Global tourism is not having its finest moment. Airbnb makes locals angry for hiking up rents, the cruise company Carnival recently got fined $20 million for dumping its pollution, the fly-less movement has taken off and “overtourism” is on the rise at the most popular destinations.
In spite of these challenges, tourism is flourishing. Tourism accounts for a tenth of the world’s GDP and the industry grew by seven percent in 2017. Many of us wonder how we can travel ethically in spite of these challenges. Thankfully, ecotourism gives us a roadmap.
What is Ecotourism?
Ecotourism fuses the ideas of environmental protection, cultural awareness and low impact travel for vacationers. It has three main goals: to economically and socially benefit locals, prevent harmful impacts to the environment and help conserve the existing culture and habitat of a region. Ecotourism should also include education and interpretation for cultural bridge building. This fosters respect between staff, visitors and community members.
So how do ecotour guides ensure these goals are met? There are actually a set of established principles defined by The International Ecotourism Society (TIES) that frame ecotourism activities:
“Minimize physical, social, behavioral, and psychological impacts.
Build environmental and cultural awareness and respect.
Provide positive experiences for both visitors and hosts.
Provide direct financial benefits for conservation.
Generate financial benefits for both local people and private industry.
Deliver memorable interpretative experiences to visitors that help raise sensitivity to host countries’ political, environmental, and social climates.
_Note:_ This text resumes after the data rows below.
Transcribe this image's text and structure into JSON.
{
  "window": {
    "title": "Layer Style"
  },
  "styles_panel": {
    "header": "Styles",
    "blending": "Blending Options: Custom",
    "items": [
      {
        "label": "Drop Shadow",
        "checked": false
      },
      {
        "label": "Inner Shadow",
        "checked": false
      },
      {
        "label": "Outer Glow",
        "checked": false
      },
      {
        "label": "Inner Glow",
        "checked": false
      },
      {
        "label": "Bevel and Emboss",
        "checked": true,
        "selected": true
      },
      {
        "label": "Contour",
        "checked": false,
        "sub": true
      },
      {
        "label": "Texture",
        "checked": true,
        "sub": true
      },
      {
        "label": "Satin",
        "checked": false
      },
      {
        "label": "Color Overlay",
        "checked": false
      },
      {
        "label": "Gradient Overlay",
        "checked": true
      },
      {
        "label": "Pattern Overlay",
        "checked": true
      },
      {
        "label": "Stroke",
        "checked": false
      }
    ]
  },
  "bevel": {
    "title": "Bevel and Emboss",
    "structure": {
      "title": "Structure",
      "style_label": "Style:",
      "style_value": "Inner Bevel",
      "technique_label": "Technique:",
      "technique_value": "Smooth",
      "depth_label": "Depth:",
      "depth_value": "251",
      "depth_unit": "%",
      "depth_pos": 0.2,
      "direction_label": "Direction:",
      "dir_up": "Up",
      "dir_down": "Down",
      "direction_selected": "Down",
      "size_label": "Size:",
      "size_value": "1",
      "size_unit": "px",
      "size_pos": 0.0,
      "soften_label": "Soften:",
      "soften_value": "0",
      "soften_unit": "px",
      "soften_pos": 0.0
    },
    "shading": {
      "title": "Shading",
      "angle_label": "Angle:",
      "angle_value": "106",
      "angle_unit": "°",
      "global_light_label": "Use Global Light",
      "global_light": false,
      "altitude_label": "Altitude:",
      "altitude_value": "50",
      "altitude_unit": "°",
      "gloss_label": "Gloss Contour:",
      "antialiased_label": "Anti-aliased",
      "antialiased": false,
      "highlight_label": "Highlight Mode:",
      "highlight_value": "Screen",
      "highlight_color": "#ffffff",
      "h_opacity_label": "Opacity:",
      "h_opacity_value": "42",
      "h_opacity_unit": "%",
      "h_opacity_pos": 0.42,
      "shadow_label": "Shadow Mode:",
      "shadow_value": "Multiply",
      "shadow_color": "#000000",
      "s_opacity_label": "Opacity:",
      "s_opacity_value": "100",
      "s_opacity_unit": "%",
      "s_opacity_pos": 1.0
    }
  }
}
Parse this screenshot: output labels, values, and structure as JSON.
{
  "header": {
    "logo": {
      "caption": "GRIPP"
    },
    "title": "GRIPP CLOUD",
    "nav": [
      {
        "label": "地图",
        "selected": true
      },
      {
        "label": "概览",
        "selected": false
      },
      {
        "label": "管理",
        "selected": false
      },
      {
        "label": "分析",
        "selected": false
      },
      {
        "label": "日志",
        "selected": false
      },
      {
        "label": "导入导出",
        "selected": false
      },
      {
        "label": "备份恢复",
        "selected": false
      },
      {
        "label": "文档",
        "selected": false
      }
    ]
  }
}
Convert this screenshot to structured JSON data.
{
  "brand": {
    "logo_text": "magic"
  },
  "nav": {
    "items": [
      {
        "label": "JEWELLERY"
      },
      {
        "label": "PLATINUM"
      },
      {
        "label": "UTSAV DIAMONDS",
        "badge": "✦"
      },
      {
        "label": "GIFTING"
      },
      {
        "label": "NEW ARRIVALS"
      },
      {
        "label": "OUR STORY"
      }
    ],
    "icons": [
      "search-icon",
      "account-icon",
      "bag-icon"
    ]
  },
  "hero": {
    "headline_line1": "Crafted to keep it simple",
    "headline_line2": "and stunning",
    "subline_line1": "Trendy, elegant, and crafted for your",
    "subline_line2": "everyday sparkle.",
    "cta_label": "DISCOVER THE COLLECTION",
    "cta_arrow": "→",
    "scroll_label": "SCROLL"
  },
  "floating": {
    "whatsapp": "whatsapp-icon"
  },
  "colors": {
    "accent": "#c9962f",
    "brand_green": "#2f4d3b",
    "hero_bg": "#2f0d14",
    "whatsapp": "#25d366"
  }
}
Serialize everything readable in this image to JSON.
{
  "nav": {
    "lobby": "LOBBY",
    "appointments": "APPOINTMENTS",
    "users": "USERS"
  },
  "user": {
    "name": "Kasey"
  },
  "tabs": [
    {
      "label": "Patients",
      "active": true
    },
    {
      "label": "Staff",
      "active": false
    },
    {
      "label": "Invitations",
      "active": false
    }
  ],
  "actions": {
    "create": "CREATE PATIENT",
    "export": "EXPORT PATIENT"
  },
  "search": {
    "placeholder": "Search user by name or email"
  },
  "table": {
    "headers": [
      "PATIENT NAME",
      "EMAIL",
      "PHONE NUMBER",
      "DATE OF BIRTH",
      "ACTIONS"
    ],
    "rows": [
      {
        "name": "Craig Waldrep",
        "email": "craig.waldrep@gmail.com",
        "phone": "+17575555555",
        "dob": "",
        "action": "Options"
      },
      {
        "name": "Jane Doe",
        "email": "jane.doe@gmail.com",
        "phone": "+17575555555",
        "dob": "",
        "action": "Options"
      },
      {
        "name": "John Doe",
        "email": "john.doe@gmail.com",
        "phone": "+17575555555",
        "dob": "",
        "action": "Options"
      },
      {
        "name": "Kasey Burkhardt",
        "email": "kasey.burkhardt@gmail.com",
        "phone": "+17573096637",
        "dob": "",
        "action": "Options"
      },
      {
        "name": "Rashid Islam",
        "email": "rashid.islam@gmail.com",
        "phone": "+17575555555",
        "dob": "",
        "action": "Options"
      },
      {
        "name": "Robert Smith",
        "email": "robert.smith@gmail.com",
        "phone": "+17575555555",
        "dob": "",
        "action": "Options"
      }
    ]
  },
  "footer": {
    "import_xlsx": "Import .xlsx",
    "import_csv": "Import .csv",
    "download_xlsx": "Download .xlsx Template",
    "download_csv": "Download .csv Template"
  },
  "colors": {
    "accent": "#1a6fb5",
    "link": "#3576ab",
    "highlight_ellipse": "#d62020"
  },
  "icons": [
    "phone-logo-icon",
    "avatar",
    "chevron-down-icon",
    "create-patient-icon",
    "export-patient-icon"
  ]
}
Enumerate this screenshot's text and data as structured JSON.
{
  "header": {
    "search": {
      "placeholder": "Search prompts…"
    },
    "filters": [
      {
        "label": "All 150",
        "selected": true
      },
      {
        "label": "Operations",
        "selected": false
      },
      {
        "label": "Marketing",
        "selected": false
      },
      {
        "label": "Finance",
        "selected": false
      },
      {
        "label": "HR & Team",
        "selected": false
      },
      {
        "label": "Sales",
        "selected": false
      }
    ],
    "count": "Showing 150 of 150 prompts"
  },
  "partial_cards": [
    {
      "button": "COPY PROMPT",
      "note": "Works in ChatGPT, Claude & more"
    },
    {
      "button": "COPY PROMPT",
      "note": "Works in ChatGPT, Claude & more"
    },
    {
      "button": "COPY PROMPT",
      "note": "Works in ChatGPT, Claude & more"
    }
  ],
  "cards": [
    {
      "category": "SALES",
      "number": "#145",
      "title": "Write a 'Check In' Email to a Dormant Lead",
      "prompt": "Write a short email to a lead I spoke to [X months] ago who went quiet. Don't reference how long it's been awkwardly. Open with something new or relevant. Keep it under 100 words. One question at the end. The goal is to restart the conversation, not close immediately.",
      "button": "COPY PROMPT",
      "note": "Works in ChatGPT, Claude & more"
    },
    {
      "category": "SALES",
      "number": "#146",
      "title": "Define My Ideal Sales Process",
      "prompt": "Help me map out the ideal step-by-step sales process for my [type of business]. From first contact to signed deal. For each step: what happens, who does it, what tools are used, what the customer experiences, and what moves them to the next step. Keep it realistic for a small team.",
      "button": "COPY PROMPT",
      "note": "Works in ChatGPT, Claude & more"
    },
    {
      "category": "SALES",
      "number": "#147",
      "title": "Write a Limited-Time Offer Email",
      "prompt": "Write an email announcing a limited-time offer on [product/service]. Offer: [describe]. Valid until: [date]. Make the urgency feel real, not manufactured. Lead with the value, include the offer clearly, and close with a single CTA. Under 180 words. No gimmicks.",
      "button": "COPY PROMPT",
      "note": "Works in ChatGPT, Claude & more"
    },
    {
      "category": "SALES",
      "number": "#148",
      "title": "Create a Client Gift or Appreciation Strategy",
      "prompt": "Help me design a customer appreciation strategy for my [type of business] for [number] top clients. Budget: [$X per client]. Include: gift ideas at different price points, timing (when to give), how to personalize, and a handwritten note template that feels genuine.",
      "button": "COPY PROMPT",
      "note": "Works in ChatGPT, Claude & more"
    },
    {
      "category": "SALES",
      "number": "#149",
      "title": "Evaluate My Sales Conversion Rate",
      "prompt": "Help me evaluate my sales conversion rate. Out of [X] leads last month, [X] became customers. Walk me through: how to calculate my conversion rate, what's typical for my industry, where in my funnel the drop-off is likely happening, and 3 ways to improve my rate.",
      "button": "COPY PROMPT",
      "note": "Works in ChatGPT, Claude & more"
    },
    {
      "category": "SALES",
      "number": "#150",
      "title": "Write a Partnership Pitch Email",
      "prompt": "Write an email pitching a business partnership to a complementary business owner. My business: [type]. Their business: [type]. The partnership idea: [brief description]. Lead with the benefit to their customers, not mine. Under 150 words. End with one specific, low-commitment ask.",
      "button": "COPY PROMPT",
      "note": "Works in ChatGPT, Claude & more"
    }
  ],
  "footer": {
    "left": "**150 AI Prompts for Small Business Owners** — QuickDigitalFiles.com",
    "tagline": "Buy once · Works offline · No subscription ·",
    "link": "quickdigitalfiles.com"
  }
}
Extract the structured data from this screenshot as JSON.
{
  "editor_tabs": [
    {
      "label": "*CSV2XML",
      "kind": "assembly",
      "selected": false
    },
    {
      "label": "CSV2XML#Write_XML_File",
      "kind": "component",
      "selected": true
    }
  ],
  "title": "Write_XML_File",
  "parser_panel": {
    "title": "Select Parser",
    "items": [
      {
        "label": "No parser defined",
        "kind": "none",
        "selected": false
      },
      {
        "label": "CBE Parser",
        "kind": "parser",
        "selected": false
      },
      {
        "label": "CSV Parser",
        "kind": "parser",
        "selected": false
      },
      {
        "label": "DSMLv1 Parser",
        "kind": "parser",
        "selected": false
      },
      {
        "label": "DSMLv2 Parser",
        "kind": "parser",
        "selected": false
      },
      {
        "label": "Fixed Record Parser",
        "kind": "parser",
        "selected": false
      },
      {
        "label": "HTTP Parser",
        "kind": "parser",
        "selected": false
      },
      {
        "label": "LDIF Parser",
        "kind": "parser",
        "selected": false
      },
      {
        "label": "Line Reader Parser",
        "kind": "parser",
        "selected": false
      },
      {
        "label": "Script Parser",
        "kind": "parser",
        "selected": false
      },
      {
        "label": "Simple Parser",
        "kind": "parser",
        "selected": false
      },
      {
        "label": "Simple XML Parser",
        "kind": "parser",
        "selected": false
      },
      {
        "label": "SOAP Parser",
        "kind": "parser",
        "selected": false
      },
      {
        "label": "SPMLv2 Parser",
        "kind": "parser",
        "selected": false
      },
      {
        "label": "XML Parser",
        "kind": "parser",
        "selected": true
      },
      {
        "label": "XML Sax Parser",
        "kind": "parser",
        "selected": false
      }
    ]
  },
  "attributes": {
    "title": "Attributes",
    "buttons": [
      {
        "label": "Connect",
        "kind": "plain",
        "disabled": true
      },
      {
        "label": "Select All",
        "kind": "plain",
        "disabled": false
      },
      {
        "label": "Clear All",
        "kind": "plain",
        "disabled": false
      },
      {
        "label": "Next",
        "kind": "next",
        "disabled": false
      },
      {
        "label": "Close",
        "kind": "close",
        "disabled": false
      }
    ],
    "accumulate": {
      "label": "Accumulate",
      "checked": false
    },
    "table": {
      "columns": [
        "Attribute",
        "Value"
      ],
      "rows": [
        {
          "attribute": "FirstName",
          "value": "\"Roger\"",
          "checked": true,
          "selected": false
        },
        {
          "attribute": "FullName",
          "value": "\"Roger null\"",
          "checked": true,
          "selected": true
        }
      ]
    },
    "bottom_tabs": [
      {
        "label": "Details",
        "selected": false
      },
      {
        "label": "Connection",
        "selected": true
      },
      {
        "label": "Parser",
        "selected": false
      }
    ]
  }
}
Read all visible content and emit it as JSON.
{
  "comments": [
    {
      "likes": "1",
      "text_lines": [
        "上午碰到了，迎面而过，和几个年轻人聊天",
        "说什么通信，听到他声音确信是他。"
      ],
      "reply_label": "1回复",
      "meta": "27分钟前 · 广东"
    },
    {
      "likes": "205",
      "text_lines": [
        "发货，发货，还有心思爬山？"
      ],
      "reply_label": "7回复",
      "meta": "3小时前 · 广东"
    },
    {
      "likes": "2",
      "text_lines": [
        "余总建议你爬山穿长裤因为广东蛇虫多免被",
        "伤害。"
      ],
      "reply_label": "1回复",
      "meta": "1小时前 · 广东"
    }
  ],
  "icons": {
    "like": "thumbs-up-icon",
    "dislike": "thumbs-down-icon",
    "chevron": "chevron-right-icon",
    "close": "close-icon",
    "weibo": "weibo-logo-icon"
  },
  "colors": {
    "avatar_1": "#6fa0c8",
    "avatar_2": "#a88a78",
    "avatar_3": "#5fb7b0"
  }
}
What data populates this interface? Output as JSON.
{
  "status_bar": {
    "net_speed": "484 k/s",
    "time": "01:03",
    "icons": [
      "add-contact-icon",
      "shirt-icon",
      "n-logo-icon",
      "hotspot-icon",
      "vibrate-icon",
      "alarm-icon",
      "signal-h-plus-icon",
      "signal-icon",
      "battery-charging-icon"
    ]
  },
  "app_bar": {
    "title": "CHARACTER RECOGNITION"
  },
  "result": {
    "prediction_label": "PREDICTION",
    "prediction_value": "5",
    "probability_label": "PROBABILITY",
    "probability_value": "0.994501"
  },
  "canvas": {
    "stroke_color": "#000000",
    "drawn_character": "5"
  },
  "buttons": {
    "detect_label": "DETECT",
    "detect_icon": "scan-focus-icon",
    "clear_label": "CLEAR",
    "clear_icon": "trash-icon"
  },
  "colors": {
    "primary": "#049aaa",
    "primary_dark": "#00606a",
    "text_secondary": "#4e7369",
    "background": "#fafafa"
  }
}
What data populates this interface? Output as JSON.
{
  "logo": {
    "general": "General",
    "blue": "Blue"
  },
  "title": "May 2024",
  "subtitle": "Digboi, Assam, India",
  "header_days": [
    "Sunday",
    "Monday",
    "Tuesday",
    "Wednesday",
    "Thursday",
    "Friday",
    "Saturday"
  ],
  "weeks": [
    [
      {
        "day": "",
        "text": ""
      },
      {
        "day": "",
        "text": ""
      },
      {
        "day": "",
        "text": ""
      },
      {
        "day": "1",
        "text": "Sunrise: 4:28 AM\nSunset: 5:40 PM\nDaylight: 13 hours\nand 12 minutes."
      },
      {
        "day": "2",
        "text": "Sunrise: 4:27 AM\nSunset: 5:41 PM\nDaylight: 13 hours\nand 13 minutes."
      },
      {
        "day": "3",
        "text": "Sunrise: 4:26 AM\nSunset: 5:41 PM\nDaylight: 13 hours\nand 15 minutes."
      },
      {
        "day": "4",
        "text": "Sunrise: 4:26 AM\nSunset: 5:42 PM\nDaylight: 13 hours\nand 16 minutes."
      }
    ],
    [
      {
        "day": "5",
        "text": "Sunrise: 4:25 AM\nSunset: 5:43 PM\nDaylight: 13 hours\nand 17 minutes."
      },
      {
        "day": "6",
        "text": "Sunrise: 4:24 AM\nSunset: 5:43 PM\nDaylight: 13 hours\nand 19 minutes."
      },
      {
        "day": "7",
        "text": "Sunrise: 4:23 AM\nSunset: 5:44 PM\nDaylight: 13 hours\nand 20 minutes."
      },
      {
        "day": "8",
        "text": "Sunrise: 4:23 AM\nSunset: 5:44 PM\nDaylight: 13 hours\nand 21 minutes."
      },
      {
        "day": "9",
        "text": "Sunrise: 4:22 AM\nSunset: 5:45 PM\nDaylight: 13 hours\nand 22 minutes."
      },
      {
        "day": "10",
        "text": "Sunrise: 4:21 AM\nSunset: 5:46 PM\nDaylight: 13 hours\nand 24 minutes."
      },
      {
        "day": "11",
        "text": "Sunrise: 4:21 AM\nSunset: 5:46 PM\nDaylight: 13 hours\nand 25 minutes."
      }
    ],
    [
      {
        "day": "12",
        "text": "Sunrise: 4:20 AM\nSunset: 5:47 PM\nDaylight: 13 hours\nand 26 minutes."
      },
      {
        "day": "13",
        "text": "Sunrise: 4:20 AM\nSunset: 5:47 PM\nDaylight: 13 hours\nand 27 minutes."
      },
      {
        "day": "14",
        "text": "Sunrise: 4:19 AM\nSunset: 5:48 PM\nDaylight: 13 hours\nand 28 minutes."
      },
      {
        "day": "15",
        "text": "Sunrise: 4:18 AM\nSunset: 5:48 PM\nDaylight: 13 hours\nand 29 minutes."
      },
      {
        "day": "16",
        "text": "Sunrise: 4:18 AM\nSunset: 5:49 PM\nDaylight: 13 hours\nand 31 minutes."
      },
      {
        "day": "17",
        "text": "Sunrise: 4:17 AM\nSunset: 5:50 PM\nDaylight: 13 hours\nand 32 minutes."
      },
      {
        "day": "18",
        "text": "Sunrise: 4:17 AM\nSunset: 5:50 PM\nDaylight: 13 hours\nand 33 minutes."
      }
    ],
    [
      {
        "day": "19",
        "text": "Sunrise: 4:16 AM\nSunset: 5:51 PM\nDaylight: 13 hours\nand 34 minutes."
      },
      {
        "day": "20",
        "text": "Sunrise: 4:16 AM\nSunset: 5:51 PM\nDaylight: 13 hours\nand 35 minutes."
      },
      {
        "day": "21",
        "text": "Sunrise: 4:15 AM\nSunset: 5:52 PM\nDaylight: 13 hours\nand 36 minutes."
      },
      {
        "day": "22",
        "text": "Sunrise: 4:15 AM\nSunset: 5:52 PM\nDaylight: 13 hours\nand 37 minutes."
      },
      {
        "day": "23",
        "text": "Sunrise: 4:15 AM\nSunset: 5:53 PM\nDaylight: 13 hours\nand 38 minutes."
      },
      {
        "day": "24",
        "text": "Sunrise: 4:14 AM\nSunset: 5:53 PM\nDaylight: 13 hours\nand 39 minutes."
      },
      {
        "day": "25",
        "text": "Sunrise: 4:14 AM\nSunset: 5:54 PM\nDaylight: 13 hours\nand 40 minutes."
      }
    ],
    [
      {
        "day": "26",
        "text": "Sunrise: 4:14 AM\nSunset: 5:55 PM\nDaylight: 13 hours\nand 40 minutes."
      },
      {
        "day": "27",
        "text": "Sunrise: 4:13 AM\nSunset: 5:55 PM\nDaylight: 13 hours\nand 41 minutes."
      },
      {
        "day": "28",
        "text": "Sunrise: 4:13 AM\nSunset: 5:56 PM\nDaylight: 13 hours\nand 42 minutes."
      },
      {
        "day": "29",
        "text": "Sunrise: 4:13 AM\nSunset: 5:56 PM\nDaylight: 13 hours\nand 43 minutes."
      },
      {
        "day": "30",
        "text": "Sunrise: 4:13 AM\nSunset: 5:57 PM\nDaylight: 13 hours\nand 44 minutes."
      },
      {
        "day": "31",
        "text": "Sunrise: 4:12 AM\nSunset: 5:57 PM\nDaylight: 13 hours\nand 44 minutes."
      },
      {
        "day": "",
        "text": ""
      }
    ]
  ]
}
Design, construct and operate low-impact facilities.
Recognize the rights and spiritual beliefs of the Indigenous People in your community and work in partnership with them to create empowerment.”
When you take part in ecotourism, you accept your role as a guest to someone else’s home and you uphold respect for that place. Ecotourism encourages visitors to connect with a place in a way that goes way beyond Instagram-worthy photo opps. You can ideally meet locals, share stories, and come home with an authentic appreciation for the place you visited. In that sense, eco-tourism tends to be a much more enriching experience than regular tourism.
Ecotourism celebrates the hyper-local importance of regional biodiversity and geography. It helps visitors appreciate the beauty of animals and plants without impacting them with pollution, excessive water and energy use and overcrowding.
How to respect and enrich local culture through ecotourism
It’s important to realize that tourism can be an intense and jarring experience for locals. As travellers, it’s our responsibility to minimize the level of culture shock we bring to a place.
The World Tourism Organization recommends doing research on the local culture before you travel. Find out what foods locals eat, which languages they speak and their customs and taboos. Browse Wikipedia to get a basic understanding of the region’s history.
Follow your interests. If you like art, for example, make that your point of entry into the culture. One of the easiest ways to access a culture is to learn about the local cuisine.
It’s always helpful to learn a few words of the local language or dialect before you travel. But make sure you use a reliable source for phrases and try to mimic to the pronunciation using sound clips.
How ecotourism can support local sustainability and conservation
Sustainable travel has become so popular that about 60 percent of all leisure travellers in the U.S. are prioritizing the environment through ecotourism on their vacations. Usually, a percent of the money earned on tours gets donated to local conservation efforts. Research the local area to find ecotours that support local nature preserves, indigenous people, or other conservation efforts such as tree planting and restoration.
How to be a DIY ecotourist
If you keep the principles of ecotourism in mind you can easily plan your own low-impact and culturally significant DIY ecotourism adventure. Here are a few ideas:
- Research the local pain points of an area. Learn the mistakes tourists have made in the past and avoid them.
- If you are traveling from the U.S. to developing countries, be aware of your privilege and respect the local economy. Understand that a fair price may sometimes cost more than you expect.
- Research and visit UNESCO Cultural Heritage Sites.
- Go on day trips or guided hikes through nature preserves.
- Use sites like iNaturalist or Plantnet to identify local flora.
- Don’t buy wildlife products or take animal rides to protect local species.
- Go by foot, bike, or bus to reduce your transportation footprint.
- Find smaller “mom and pop” restaurants for a local dining experience.
- Purchase one-of-a-kind local handicrafts from artisans.
- Follow the local bathroom and water customs. If they don’t flush toilet paper down the toilet, respect the rules.
- Try going smartphone free for a day and reduce your electricity use.
- Dare to live off the grid on vacation.
- Make new friends. Politely ask questions and stay open minded. You never know who you’ll meet or what you’ll find out.
Travel closer to home this summer to cut down on carbon emissions.